  • Marzano, R. J., Pickering, D. J., & Heflebower, T. (2012). The highly engaged classroom. Bloomington, IN: Marzano Research Laboratory.
  • Reinisch, S. (2012). How comfortable classrooms lead to a better student community. Concordia Online Education. Retrieved from
  • Schlechty, P. (1994). Increasing student engagement. Missouri Leadership Academy.
  • Solís, A. (2008). Teaching for cognitive engagement materializing the promise of sheltered instruction. Intercultural Development Research Association. Retrieved from

More About Dr. Knight:
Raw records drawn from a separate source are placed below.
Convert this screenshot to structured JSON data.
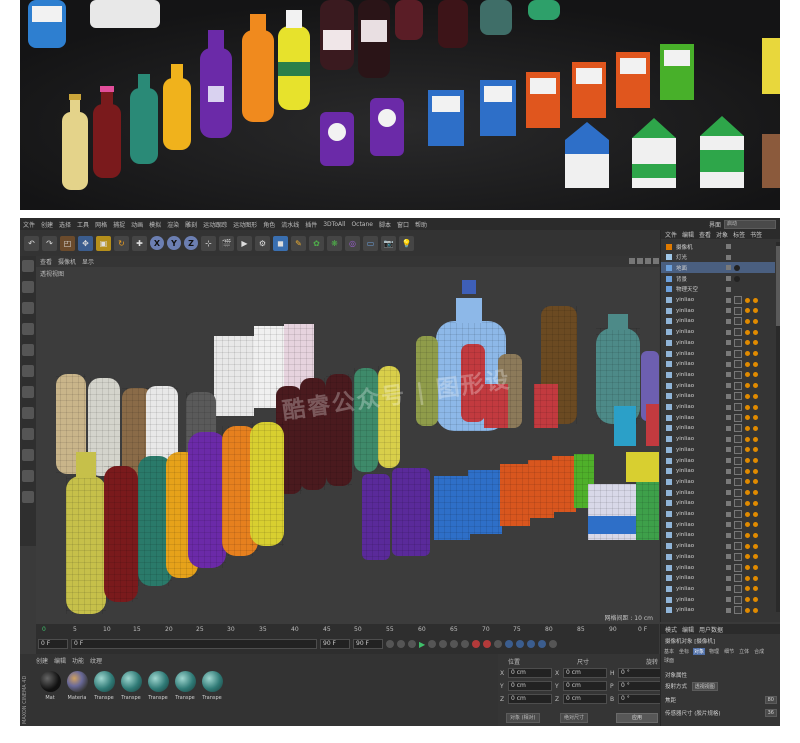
{
  "preview": {
    "description_colors": {
      "background": "#1a1a1b"
    }
  },
  "menubar": {
    "items": [
      "文件",
      "创建",
      "选择",
      "工具",
      "网格",
      "捕捉",
      "动画",
      "模拟",
      "渲染",
      "雕刻",
      "运动跟踪",
      "运动图形",
      "角色",
      "流水线",
      "插件",
      "3DToAll",
      "Octane",
      "脚本",
      "窗口",
      "帮助"
    ],
    "layout_label": "界面",
    "layout_value": "启动"
  },
  "toolbar": {
    "axis_x": "X",
    "axis_y": "Y",
    "axis_z": "Z"
  },
  "viewport": {
    "tabs": [
      "查看",
      "摄像机",
      "显示"
    ],
    "view_label": "透视视图",
    "grid_spacing": "网格间距 : 10 cm",
    "watermark": "酷睿公众号 | 图形设"
  },
  "timeline": {
    "ticks": [
      "0",
      "5",
      "10",
      "15",
      "20",
      "25",
      "30",
      "35",
      "40",
      "45",
      "50",
      "55",
      "60",
      "65",
      "70",
      "75",
      "80",
      "85",
      "90"
    ],
    "end_frame_label": "0 F",
    "start_field": "0 F",
    "current_field": "0 F",
    "end_field": "90 F",
    "end_field2": "90 F"
  },
  "materials": {
    "tabs": [
      "创建",
      "编辑",
      "功能",
      "纹理"
    ],
    "app_logo": "MAXON CINEMA 4D",
    "items": [
      {
        "name": "Mat",
        "color": "#1b1b1b"
      },
      {
        "name": "Materia",
        "color": "#6b6b6b"
      },
      {
        "name": "Transpe",
        "color": "#2f7a76"
      },
      {
        "name": "Transpe",
        "color": "#2f7a76"
      },
      {
        "name": "Transpe",
        "color": "#2f7a76"
      },
      {
        "name": "Transpe",
        "color": "#2f7a76"
      },
      {
        "name": "Transpe",
        "color": "#2f7a76"
      }
    ]
  },
  "coordinates": {
    "headers": [
      "位置",
      "尺寸",
      "旋转"
    ],
    "rows": [
      {
        "axis": "X",
        "pos": "0 cm",
        "size_axis": "X",
        "size": "0 cm",
        "rot_axis": "H",
        "rot": "0 °"
      },
      {
        "axis": "Y",
        "pos": "0 cm",
        "size_axis": "Y",
        "size": "0 cm",
        "rot_axis": "P",
        "rot": "0 °"
      },
      {
        "axis": "Z",
        "pos": "0 cm",
        "size_axis": "Z",
        "size": "0 cm",
        "rot_axis": "B",
        "rot": "0 °"
      }
    ],
    "mode_button": "对象 (相对)",
    "size_button": "绝对尺寸",
    "apply_button": "应用"
  },
  "objects": {
    "tabs": [
      "文件",
      "编辑",
      "查看",
      "对象",
      "标签",
      "书签"
    ],
    "items": [
      {
        "name": "摄像机",
        "color": "#e07a00"
      },
      {
        "name": "灯光",
        "color": "#9fc7e8"
      },
      {
        "name": "地面",
        "color": "#6ca0dc"
      },
      {
        "name": "背景",
        "color": "#6ca0dc"
      },
      {
        "name": "物理天空",
        "color": "#6ca0dc"
      },
      {
        "name": "yinliao",
        "color": "#8fb4d8"
      },
      {
        "name": "yinliao",
        "color": "#8fb4d8"
      },
      {
        "name": "yinliao",
        "color": "#8fb4d8"
      },
      {
        "name": "yinliao",
        "color": "#8fb4d8"
      },
      {
        "name": "yinliao",
        "color": "#8fb4d8"
      },
      {
        "name": "yinliao",
        "color": "#8fb4d8"
      },
      {
        "name": "yinliao",
        "color": "#8fb4d8"
      },
      {
        "name": "yinliao",
        "color": "#8fb4d8"
      },
      {
        "name": "yinliao",
        "color": "#8fb4d8"
      },
      {
        "name": "yinliao",
        "color": "#8fb4d8"
      },
      {
        "name": "yinliao",
        "color": "#8fb4d8"
      },
      {
        "name": "yinliao",
        "color": "#8fb4d8"
      },
      {
        "name": "yinliao",
        "color": "#8fb4d8"
      },
      {
        "name": "yinliao",
        "color": "#8fb4d8"
      },
      {
        "name": "yinliao",
        "color": "#8fb4d8"
      },
      {
        "name": "yinliao",
        "color": "#8fb4d8"
      },
      {
        "name": "yinliao",
        "color": "#8fb4d8"
      },
      {
        "name": "yinliao",
        "color": "#8fb4d8"
      },
      {
        "name": "yinliao",
        "color": "#8fb4d8"
      },
      {
        "name": "yinliao",
        "color": "#8fb4d8"
      },
      {
        "name": "yinliao",
        "color": "#8fb4d8"
      },
      {
        "name": "yinliao",
        "color": "#8fb4d8"
      },
      {
        "name": "yinliao",
        "color": "#8fb4d8"
      },
      {
        "name": "yinliao",
        "color": "#8fb4d8"
      },
      {
        "name": "yinliao",
        "color": "#8fb4d8"
      },
      {
        "name": "yinliao",
        "color": "#8fb4d8"
      },
      {
        "name": "yinliao",
        "color": "#8fb4d8"
      },
      {
        "name": "yinliao",
        "color": "#8fb4d8"
      },
      {
        "name": "yinliao",
        "color": "#8fb4d8"
      },
      {
        "name": "yinliao",
        "color": "#8fb4d8"
      }
    ]
  },
  "attributes": {
    "tabs": [
      "模式",
      "编辑",
      "用户数据"
    ],
    "title": "摄像机对象 [摄像机]",
    "subtabs": [
      "基本",
      "坐标",
      "对象",
      "物理",
      "细节",
      "立体",
      "合成",
      "球面"
    ],
    "active_subtab": "对象",
    "section": "对象属性",
    "projection_label": "投射方式",
    "projection_value": "透视视图",
    "focal_label": "焦距",
    "focal_value": "80",
    "sensor_label": "传感器尺寸 (胶片规格)",
    "sensor_value": "36"
  }
}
Stephanie Knight, EdD, is an experienced 7th and 8th grade English Language Arts educator. She inspires students to think critically and creatively. With that, she loves to see her students grow in their writing with expressive flair. She, herself, continues to work on her own writing process. Stephanie earned her Bachelor of Science in Business at the University of Colorado in Boulder, her certification in K-8, 7-12, English as a second language, English, Principal, and her doctorate in Educational Leadership and Policy Studies at Arizona State University. She taught in Title One schools for eight years helping them grow from underperforming to excelling, then in an independent school, and now is part of GCU’s adjunct faculty where she teaches graduate level education and reading courses. She continues to be committed to seeing the next generation of teachers be successful in educating our youth to a bright future.

The views and opinions expressed in this article are those of the author’s and do not necessarily reflect the official policy or position of Grand Canyon University. Any sources cited were accurate as of the publish date.